TASK DIRECTIONS – Only the number is needed: how many lines of the entries below contain the word "active".

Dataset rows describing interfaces
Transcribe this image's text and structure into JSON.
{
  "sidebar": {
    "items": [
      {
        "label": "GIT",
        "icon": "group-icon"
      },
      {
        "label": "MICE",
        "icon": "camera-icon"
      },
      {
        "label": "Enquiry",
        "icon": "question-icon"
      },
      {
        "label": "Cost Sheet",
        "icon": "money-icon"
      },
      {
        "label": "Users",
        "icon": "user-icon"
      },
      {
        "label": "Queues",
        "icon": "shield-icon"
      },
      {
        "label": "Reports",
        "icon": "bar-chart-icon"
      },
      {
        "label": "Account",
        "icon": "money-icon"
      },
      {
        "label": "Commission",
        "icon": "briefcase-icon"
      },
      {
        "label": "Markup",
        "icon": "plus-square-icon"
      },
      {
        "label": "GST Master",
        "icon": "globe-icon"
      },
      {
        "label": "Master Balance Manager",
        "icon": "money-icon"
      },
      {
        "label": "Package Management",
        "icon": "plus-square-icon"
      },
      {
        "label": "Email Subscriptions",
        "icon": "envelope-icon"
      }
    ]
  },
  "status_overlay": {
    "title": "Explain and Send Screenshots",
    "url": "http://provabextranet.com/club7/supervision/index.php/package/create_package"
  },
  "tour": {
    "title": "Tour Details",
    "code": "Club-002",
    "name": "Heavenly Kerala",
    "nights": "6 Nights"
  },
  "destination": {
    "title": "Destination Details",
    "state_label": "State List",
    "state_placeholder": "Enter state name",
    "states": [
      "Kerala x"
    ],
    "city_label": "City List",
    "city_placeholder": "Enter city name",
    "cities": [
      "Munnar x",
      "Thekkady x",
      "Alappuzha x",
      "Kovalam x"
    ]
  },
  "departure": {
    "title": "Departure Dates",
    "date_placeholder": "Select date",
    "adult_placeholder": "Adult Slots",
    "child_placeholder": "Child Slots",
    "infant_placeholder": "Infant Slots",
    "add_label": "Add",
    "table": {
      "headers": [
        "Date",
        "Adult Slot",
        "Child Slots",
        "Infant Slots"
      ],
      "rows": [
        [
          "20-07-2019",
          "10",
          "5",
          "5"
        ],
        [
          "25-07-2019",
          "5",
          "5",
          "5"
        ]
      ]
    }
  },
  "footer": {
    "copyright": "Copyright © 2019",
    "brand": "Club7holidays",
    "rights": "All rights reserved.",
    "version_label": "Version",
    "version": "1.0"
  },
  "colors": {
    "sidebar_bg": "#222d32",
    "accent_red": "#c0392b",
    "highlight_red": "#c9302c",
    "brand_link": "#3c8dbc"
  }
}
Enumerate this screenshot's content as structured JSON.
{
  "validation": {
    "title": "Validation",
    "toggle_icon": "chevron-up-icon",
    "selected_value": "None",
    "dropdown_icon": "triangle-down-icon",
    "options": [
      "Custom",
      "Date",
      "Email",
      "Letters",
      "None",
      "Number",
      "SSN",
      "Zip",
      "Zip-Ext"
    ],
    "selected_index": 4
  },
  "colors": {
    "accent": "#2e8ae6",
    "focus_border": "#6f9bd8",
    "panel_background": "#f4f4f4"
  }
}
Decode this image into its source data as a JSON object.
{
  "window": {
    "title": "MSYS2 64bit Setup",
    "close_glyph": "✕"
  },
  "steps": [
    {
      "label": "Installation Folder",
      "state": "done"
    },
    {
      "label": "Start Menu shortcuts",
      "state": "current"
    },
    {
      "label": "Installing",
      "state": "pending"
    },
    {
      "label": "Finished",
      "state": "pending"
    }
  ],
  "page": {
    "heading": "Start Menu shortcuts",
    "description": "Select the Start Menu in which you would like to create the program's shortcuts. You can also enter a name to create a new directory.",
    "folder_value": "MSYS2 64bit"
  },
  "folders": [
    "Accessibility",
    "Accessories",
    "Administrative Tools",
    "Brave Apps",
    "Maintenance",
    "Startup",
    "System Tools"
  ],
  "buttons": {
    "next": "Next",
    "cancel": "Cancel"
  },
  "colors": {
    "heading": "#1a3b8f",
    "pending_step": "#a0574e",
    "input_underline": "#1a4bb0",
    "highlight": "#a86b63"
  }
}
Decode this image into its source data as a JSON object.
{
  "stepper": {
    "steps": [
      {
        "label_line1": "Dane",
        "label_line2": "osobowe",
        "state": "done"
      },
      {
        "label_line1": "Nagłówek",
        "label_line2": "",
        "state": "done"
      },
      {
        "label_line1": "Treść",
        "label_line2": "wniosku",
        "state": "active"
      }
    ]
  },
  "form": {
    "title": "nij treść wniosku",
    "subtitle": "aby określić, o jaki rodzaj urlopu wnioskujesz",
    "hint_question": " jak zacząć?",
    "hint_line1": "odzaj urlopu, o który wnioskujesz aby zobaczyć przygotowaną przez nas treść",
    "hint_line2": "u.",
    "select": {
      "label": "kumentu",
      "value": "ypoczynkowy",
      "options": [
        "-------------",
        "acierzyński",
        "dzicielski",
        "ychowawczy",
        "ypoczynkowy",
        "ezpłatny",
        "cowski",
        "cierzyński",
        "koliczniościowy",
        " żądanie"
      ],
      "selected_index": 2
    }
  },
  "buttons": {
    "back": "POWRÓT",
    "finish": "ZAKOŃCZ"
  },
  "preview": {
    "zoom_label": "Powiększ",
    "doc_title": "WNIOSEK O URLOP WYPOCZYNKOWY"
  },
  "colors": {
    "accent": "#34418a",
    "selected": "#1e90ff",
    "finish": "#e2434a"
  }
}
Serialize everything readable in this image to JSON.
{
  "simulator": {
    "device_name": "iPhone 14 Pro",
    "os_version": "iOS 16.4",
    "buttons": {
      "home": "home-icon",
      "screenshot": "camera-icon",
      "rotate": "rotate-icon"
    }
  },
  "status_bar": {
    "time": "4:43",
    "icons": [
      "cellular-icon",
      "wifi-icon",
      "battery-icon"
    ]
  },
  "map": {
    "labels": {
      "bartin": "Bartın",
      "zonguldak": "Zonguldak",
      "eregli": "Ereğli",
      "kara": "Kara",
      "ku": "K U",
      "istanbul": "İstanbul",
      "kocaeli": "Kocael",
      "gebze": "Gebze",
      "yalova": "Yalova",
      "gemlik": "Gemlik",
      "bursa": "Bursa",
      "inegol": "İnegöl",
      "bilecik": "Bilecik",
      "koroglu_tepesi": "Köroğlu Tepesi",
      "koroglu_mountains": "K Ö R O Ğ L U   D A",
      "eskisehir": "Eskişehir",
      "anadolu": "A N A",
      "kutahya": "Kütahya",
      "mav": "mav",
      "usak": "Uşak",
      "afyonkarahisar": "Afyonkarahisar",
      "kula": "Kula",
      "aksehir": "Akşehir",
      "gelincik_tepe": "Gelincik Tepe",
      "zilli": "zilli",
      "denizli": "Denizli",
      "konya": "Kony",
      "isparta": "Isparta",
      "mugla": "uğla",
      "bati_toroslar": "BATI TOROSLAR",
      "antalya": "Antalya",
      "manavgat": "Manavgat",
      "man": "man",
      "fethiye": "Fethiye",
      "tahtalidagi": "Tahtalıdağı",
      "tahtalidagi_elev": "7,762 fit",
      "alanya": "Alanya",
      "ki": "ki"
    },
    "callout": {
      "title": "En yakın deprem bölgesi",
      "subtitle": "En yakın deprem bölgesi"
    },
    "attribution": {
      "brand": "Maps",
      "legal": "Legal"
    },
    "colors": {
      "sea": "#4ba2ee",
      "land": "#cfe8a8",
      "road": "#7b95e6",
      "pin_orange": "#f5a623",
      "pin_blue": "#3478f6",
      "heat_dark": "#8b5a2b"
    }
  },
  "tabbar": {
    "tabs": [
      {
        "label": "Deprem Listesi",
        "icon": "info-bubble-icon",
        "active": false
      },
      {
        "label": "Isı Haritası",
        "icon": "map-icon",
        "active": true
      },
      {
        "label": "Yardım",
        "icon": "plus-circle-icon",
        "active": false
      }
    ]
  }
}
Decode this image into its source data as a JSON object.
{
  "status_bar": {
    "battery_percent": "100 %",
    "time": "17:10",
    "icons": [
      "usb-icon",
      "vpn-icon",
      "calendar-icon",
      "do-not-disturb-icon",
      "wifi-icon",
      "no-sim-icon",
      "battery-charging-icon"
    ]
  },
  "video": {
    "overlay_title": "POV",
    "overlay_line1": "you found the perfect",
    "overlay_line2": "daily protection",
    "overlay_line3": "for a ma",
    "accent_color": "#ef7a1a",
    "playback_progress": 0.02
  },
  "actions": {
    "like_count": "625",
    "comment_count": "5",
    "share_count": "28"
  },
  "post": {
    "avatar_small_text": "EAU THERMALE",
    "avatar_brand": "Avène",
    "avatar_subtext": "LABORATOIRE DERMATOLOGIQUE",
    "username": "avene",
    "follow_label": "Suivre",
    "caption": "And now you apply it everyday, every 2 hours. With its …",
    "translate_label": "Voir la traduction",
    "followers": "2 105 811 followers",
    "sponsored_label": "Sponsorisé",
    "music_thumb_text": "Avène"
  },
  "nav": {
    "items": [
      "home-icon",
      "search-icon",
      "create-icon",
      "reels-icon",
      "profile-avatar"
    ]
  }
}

SOLUTION TO THIS EXERCISE – 4